Here is Ford’s press release for the 2007 Explorer Sport Trac….
2007 FORD EXPLORER SPORT TRAC AS UNIQUE AS ITS OWNERS
Ford Explorer Sport Trac Adrenalin Concept
Gone are the days when vehicles fit neatly into one of three categories: truck, van, or car. Today, the automotive landscape is much more complicated, with vehicles for every personality or lifestyle. Leading the way in originality and versatility has been the Ford Sport Trac.
The new 2007 Ford Sport Trac follows the same formula of its predecessor. First launched as a 2001 model and based on the best-selling Ford Explorer, the Sport Trac offered the refinement and five-passenger seating of an SUV with the cargo bed and towing capacity of a pickup truck. Its unique blend of capability and personality has attracted a loyal fan base, whose passion for their vehicles rivals that of Mustang enthusiasts.
In fact, nearly 100 Sport Trac fans attended the unveiling of the 2007 Sport Trac at the State Fair of Texas in Dallas, some driving from as far as San Francisco and Buffalo. What the owners found was the 2007 Sport Trac kept what they loved about their Tracs, and addressed their three biggest requests: a V-8, more towing capacity, and more refinement.
Underhood, Sport Trac features a standard 4.0-liter V-6 and five-speed automatic transmission, rated at 210 horsepower and 254 pound-feet of torque. The big news with the 2007 model, however, is the addition of a V-8.
“Customers have been asking for a V-8 since day one,” says Bryan Olson, Sport Trac marketing manager. “These customers want the added capability and towing capacity, as well as the power and performance that only a V-8 can deliver.”
This V-8, inspired by the one found thumping under the hood of the Mustang GT, is a 4.6-liter, three-valve V-8 delivering 292 horsepower and 300 pound-feet of torque. Paired with a six-speed automatic transmission, the V-8 Sport Trac delivers an impressive maximum 6,800 pounds of towing capacity, and 1,390 pounds of payload.
That payload is stored in the 40 inch-long cargo box, made of sheet molded composite (SMC) with a molded-in black inner liner that resists scratches and is dent-proof. Notches in the box for two 2×4 boards across the bed provide tiered storage of materials – including 4×8 sheets of plywood.
Inside the box are three integrated cargo bins recessed into the bed floor, with two six-pack-sized bins in the right and left rear of the box and one large bin that runs the length of the box headboard. The bins are equipped with weather-resistant lids and removable drain plugs for storing wet gear or ice.
An available tubular aluminum cargo cage acts as a cargo divider or can be swung out as a bed extender for extra storage capacity when the tailgate is lowered.
Inside, the hose out Tuflor™ rubber floor covering is offset by Berber-carpeted floor mats, and available two-tone six-way power seats or 10-way heated leather seats give the 2007 model two tiers of interior comfort.

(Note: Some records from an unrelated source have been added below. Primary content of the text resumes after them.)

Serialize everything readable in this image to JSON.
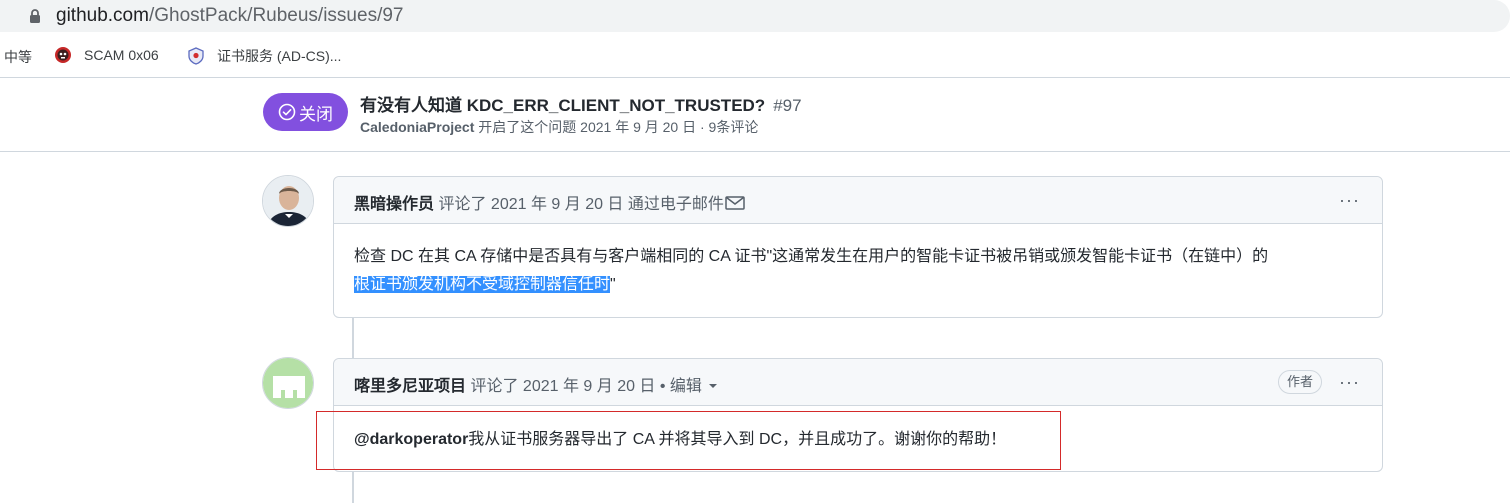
{
  "browser": {
    "url_host": "github.com",
    "url_path": "/GhostPack/Rubeus/issues/97",
    "bookmarks": [
      {
        "label": "中等"
      },
      {
        "label": "SCAM 0x06",
        "icon": "skull-icon"
      },
      {
        "label": "证书服务 (AD-CS)...",
        "icon": "shield-icon"
      }
    ]
  },
  "issue": {
    "state_label": "关闭",
    "state_color": "#8250df",
    "title": "有没有人知道 KDC_ERR_CLIENT_NOT_TRUSTED?",
    "number": "#97",
    "author": "CaledoniaProject",
    "meta": "开启了这个问题 2021 年 9 月 20 日 · 9条评论"
  },
  "comments": [
    {
      "author": "黑暗操作员",
      "action": "评论了 2021 年 9 月 20 日 通过电子邮件",
      "body_plain": "检查 DC 在其 CA 存储中是否具有与客户端相同的 CA 证书\"这通常发生在用户的智能卡证书被吊销或颁发智能卡证书（在链中）的",
      "body_highlight": "根证书颁发机构不受域控制器信任时",
      "body_tail": "\"",
      "menu": "···"
    },
    {
      "author": "喀里多尼亚项目",
      "action": "评论了 2021 年 9 月 20 日 • 编辑",
      "badge": "作者",
      "mention": "@darkoperator",
      "body": "我从证书服务器导出了 CA 并将其导入到 DC，并且成功了。谢谢你的帮助！",
      "menu": "···"
    }
  ]
}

Other cool features available on the 2007 Sport Trac include a heated windshield, which uses micro-wires embedded in the glass to help prevent fogging and speed up de-icing, and a six-disc CD changer with integrated SIRIUS satellite radio and navigation.
Refinement is dramatically improved with the all new frame, which Ford engineers say is 427 percent stiffer than before. For the first time, the Sport Trac features an independent rear suspension, which offers significantly better handling over both smooth and rough surfaces as each wheel reacts independently to bumps in the road. In addition, IRS drastically reduces rear-end skate, which is the lateral movement that occurs when a vehicle with a solid rear axle travels over sharp bumps or washboard/corrugated road surfaces.